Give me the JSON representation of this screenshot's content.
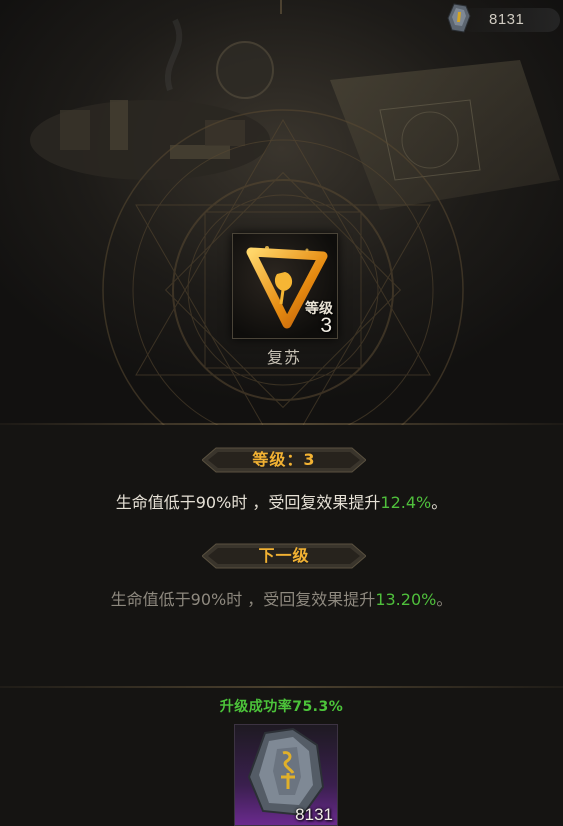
{
  "currency": {
    "icon": "rune-stone-icon",
    "amount": "8131"
  },
  "skill": {
    "icon": "revive-triangle-icon",
    "level_caption": "等级",
    "level_value": "3",
    "name": "复苏"
  },
  "current_level": {
    "banner": "等级：3",
    "description_prefix": "生命值低于90%时 ，受回复效果提升",
    "description_value": "12.4%",
    "description_suffix": "。"
  },
  "next_level": {
    "banner": "下一级",
    "description_prefix": "生命值低于90%时 ，受回复效果提升",
    "description_value": "13.20%",
    "description_suffix": "。"
  },
  "upgrade": {
    "success_rate": "升级成功率75.3%",
    "material_icon": "rune-stone-icon",
    "material_count": "8131"
  },
  "colors": {
    "accent_gold": "#f2b233",
    "highlight_green": "#4fbf3c",
    "material_purple": "#6a2a8e"
  }
}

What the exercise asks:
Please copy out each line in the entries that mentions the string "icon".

Exercise answer:
    "icon": "rune-stone-icon",
    "icon": "revive-triangle-icon",
    "material_icon": "rune-stone-icon",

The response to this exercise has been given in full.